*App and web page records*.
--- START ---
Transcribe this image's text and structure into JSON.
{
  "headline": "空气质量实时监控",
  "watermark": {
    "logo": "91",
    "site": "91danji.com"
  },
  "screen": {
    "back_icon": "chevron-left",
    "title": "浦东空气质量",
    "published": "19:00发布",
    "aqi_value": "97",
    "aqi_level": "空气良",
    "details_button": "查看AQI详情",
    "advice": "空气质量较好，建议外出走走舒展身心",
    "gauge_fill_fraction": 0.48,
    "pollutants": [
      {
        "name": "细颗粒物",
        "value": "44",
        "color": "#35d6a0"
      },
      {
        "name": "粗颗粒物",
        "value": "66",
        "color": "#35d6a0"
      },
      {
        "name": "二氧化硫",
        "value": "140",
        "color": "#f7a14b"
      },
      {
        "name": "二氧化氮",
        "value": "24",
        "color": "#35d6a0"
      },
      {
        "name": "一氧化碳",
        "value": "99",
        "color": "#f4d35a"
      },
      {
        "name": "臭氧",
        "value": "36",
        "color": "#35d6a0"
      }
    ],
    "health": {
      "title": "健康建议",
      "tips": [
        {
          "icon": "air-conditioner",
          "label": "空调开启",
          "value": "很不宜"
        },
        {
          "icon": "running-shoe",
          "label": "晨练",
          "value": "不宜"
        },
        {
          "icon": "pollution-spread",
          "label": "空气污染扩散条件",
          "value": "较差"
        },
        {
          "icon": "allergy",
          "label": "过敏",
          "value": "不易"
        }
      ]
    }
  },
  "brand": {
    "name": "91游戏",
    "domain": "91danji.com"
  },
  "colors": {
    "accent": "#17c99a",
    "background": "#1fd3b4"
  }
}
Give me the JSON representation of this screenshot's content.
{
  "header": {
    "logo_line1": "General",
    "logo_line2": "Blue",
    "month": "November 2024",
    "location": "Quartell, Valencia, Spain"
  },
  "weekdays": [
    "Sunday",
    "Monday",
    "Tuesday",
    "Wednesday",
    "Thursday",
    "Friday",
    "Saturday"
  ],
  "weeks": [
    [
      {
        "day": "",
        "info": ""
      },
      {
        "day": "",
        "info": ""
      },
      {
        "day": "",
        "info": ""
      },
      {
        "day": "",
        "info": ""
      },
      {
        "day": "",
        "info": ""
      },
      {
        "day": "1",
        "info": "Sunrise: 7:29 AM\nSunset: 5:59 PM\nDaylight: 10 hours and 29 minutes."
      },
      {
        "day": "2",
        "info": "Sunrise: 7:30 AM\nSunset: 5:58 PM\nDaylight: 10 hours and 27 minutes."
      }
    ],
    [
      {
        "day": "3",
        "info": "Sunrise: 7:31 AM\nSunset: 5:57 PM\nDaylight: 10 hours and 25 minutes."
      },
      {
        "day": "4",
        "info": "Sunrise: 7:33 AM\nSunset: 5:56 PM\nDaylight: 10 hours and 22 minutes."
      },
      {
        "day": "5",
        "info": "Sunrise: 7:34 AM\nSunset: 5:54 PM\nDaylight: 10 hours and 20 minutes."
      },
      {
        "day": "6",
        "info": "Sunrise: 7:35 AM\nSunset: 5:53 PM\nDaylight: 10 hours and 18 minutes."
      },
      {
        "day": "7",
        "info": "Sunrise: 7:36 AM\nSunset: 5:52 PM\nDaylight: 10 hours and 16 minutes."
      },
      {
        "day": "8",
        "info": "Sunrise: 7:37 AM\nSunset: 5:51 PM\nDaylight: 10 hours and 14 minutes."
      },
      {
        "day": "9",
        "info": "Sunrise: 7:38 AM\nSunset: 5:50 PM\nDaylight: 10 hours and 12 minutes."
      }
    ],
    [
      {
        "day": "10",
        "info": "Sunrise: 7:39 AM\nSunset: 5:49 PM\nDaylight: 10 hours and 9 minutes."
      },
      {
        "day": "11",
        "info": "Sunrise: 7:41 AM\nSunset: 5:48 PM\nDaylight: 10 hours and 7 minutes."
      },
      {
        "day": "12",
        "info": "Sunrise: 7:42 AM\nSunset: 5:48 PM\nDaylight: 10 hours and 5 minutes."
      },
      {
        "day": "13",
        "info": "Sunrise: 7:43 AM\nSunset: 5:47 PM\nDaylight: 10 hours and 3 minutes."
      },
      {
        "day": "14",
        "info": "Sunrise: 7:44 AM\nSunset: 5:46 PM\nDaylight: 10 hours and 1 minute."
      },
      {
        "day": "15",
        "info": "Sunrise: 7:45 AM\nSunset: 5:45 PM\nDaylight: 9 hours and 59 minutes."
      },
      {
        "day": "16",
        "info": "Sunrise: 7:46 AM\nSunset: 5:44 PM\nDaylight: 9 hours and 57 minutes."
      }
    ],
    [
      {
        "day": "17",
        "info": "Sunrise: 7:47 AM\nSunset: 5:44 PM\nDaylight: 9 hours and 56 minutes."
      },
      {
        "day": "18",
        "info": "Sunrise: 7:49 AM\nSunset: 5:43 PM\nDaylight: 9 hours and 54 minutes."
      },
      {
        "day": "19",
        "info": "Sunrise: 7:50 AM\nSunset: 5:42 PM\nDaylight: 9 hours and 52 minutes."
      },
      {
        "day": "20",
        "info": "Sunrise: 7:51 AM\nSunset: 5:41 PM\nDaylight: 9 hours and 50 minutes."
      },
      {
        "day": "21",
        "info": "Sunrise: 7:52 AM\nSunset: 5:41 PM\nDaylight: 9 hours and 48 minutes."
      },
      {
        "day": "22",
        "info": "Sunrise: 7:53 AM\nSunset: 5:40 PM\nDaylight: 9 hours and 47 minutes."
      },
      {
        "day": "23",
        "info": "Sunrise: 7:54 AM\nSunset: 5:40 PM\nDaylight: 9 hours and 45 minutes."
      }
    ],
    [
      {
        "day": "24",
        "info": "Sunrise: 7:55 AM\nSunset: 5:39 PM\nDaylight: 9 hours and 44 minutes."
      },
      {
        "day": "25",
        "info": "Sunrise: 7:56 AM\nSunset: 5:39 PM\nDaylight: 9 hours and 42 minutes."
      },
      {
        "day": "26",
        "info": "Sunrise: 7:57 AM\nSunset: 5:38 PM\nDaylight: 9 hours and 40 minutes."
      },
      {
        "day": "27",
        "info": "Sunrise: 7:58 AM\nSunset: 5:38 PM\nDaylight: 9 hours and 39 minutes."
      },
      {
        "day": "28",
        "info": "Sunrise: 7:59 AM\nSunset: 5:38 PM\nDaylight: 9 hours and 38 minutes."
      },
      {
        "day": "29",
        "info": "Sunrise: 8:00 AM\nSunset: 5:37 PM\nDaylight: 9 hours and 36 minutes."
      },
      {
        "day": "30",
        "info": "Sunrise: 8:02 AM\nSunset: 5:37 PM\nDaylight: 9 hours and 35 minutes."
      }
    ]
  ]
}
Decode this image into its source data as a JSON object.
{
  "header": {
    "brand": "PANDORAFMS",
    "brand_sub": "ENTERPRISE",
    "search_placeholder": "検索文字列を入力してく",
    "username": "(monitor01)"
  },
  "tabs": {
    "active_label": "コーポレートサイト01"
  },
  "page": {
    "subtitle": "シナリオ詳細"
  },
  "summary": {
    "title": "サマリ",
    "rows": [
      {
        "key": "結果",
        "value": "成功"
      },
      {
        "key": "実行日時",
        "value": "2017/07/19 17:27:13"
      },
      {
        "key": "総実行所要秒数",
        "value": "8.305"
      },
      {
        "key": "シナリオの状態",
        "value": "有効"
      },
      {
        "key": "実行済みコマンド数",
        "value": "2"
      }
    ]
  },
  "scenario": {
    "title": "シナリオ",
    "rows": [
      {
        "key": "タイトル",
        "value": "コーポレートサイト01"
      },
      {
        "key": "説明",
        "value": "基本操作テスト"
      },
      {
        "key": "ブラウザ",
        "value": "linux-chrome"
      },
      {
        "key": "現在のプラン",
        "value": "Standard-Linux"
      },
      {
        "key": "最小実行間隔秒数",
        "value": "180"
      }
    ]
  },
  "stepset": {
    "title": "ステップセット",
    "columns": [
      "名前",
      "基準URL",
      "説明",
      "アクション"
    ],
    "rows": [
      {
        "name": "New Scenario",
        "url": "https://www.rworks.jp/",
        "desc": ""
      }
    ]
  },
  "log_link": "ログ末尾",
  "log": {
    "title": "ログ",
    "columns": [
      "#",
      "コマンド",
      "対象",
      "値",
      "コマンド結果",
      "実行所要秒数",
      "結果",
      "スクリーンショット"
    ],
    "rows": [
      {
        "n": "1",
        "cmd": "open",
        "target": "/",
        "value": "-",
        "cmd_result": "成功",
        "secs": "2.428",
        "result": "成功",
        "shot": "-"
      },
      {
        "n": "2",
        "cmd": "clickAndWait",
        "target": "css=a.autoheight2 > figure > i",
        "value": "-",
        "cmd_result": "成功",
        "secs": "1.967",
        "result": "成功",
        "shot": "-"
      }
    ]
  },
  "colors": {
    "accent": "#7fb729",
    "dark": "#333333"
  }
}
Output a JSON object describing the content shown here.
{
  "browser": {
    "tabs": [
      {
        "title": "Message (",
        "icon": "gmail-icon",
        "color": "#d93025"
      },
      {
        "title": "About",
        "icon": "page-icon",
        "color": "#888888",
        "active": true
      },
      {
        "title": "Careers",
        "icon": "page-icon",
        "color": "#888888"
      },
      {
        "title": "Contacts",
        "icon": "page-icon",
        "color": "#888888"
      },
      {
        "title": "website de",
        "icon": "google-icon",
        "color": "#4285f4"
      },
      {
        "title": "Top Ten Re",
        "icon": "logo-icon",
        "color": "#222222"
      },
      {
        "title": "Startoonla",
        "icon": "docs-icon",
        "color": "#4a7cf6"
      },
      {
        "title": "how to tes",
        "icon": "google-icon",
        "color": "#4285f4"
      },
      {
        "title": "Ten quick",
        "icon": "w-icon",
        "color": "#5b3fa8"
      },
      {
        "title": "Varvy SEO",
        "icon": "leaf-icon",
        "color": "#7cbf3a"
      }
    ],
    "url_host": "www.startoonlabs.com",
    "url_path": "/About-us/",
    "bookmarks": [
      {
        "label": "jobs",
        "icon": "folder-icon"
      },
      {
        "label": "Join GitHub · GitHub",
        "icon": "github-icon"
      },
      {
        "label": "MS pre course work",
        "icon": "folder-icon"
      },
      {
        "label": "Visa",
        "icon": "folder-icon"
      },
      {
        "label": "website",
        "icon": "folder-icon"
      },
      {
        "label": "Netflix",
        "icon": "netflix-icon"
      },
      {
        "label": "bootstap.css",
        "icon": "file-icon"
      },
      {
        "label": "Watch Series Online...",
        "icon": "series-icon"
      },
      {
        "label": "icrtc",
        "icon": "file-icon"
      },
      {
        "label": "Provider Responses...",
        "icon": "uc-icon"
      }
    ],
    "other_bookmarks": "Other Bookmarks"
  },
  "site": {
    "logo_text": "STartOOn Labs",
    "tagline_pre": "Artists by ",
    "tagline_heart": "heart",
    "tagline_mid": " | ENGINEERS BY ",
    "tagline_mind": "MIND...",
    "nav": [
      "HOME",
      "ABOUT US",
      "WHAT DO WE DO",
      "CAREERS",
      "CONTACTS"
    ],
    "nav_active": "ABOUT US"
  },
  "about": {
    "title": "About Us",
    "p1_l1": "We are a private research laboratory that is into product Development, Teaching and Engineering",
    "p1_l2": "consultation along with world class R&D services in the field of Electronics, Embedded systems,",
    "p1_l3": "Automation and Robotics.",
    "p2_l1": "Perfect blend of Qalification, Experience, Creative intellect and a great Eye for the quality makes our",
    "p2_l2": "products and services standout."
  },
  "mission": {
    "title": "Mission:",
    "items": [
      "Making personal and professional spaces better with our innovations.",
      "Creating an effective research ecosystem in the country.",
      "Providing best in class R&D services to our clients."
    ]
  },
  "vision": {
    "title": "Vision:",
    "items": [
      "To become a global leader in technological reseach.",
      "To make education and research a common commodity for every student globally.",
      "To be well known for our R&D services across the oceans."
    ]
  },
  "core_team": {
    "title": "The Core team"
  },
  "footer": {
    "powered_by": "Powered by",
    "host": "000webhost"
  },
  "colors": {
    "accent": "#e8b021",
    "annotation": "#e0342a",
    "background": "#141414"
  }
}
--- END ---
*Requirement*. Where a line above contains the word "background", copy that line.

*Solution to the problem*.
    "background": "#1fd3b4"
    "background": "#141414"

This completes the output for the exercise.